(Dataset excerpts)
[Start of section]

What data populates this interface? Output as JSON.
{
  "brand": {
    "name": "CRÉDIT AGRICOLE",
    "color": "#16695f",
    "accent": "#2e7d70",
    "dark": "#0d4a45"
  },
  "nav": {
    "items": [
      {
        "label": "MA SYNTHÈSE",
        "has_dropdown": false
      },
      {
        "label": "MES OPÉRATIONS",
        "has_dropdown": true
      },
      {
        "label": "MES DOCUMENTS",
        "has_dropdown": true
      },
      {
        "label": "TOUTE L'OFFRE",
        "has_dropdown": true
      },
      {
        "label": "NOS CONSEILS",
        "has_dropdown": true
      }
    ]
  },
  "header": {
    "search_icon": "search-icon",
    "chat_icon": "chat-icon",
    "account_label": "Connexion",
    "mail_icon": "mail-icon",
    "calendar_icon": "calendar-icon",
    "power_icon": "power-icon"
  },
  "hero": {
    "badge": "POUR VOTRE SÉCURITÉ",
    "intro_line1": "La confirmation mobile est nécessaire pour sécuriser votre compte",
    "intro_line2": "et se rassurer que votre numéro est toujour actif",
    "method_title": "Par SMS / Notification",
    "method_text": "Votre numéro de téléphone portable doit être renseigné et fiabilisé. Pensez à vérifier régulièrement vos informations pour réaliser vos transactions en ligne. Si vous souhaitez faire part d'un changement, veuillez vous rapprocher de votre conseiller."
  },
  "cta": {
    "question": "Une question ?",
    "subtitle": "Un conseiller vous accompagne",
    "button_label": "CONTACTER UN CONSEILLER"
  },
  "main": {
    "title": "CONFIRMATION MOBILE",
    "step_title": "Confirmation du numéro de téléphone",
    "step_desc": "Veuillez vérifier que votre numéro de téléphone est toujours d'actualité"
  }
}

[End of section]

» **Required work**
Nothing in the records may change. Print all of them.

» **Answer box**
What data populates this interface? Output as JSON.
{
  "brand": {
    "name": "CRÉDIT AGRICOLE",
    "color": "#16695f",
    "accent": "#2e7d70",
    "dark": "#0d4a45"
  },
  "nav": {
    "items": [
      {
        "label": "MA SYNTHÈSE",
        "has_dropdown": false
      },
      {
        "label": "MES OPÉRATIONS",
        "has_dropdown": true
      },
      {
        "label": "MES DOCUMENTS",
        "has_dropdown": true
      },
      {
        "label": "TOUTE L'OFFRE",
        "has_dropdown": true
      },
      {
        "label": "NOS CONSEILS",
        "has_dropdown": true
      }
    ]
  },
  "header": {
    "search_icon": "search-icon",
    "chat_icon": "chat-icon",
    "account_label": "Connexion",
    "mail_icon": "mail-icon",
    "calendar_icon": "calendar-icon",
    "power_icon": "power-icon"
  },
  "hero": {
    "badge": "POUR VOTRE SÉCURITÉ",
    "intro_line1": "La confirmation mobile est nécessaire pour sécuriser votre compte",
    "intro_line2": "et se rassurer que votre numéro est toujour actif",
    "method_title": "Par SMS / Notification",
    "method_text": "Votre numéro de téléphone portable doit être renseigné et fiabilisé. Pensez à vérifier régulièrement vos informations pour réaliser vos transactions en ligne. Si vous souhaitez faire part d'un changement, veuillez vous rapprocher de votre conseiller."
  },
  "cta": {
    "question": "Une question ?",
    "subtitle": "Un conseiller vous accompagne",
    "button_label": "CONTACTER UN CONSEILLER"
  },
  "main": {
    "title": "CONFIRMATION MOBILE",
    "step_title": "Confirmation du numéro de téléphone",
    "step_desc": "Veuillez vérifier que votre numéro de téléphone est toujours d'actualité"
  }
}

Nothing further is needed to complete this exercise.